A holistic approach to addressing the water needs of poor people living in Port Moresby’s urban villages and informal settlements, and to achieving the SDGs, will require policy efforts to diversify the city’s water supply, improve infrastructure, and engage with local and city actors and institutions. Efforts will need to focus on reaching a sustainable balance between the ecological realities of Port Moresby, economic and job creation priorities, and equitable access to water for all residents in the city. This needs to be done in the context of the city’s political economy. Catalytic interventions that consider seasonal rain patterns and draw on global best practices are also important. In the absence of holistic urban planning that places water at its apex, improving our understanding of how local and city actors adapt and respond to overcome water problems can provide insights for targeted policy interventions. The most important actors are local communities who are committed to seeing their lives improve and who work with very few resources to support their own communities. As urbanisation grows, our collective future and aspirations towards the SDGs will require us to place water front and centre of urban planning.
Michelle Rooney is a Research Fellow at the Development Policy Centre. This blog post draws on a chapter from her PhD thesis, which engages with literature from political ecology.
About the author/s
Michelle Nayahamui Rooney

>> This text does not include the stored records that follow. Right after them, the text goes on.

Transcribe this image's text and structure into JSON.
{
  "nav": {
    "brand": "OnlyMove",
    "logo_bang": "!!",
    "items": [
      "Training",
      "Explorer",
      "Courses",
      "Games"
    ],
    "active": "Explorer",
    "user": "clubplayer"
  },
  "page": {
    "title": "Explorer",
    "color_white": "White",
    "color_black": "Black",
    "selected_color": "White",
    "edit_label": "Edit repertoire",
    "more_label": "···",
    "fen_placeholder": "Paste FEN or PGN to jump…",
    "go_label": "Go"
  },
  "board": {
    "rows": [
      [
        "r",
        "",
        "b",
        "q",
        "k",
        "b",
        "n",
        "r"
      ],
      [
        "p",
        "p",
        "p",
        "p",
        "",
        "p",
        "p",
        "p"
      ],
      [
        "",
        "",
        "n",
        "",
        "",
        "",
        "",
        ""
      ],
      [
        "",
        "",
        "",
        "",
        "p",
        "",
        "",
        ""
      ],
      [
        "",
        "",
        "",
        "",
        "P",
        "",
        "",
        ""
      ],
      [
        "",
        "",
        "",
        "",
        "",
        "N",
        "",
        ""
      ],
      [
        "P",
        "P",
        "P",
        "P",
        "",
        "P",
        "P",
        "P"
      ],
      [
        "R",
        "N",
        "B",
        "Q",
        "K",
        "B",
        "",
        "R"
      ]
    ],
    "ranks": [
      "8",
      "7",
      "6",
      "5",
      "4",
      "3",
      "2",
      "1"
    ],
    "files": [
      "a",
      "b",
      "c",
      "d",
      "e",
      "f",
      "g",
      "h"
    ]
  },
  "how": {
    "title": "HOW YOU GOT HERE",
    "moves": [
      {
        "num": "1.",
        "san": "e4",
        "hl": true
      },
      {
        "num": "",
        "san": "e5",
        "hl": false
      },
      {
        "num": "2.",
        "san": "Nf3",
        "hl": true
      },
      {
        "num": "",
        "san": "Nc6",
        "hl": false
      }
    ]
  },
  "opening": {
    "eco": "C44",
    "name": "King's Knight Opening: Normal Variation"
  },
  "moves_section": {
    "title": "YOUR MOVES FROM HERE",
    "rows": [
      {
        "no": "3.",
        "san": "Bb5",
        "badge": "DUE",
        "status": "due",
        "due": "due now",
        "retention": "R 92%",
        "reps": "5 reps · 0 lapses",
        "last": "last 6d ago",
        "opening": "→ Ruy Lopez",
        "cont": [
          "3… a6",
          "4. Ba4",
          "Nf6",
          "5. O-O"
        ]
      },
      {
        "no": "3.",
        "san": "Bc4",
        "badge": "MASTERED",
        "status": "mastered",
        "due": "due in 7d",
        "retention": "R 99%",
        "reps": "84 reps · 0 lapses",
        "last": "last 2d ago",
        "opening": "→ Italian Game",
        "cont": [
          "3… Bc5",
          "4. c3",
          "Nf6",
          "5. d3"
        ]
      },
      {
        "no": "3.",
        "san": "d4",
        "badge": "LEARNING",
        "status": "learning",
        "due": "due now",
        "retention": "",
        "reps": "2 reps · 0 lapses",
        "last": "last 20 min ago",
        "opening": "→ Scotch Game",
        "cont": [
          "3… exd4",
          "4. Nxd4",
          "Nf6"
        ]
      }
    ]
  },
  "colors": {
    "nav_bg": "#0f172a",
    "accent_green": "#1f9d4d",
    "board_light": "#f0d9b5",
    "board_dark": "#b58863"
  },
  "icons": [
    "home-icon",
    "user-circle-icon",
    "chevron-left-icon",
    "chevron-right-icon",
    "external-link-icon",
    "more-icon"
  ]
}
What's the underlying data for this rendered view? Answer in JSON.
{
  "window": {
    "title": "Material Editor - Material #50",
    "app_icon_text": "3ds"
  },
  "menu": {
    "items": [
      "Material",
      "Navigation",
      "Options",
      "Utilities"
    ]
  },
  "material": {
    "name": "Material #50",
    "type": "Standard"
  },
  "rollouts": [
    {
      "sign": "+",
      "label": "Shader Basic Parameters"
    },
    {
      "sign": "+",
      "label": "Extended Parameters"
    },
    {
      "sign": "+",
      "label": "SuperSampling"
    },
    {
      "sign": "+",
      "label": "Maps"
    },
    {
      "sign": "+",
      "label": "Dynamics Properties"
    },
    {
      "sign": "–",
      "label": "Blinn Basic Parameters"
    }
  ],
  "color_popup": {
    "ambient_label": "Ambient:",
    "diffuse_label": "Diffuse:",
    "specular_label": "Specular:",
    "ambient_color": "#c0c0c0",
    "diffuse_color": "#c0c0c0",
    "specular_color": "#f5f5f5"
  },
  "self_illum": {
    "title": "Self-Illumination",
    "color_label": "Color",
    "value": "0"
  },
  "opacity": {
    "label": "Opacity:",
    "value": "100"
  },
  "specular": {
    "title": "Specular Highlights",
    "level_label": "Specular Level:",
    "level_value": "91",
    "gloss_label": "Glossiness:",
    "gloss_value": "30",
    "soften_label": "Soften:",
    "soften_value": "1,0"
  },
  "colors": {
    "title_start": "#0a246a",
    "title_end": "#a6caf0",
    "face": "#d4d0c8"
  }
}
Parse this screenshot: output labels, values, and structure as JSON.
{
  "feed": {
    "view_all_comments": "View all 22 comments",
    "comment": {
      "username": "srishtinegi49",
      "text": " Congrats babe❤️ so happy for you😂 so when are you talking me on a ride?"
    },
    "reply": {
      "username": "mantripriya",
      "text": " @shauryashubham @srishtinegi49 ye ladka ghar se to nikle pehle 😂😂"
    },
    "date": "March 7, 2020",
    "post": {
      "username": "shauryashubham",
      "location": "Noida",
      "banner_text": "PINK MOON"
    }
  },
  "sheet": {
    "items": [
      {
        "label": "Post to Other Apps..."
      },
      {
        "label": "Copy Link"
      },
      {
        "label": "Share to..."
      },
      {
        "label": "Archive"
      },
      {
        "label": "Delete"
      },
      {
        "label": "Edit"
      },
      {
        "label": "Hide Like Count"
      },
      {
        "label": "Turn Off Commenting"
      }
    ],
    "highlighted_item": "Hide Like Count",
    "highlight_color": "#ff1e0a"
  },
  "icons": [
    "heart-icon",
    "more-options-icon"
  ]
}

Michelle Nayahamui Rooney is a lecturer in the School of Culture, History and Language in the ANU College of Asia and the Pacific.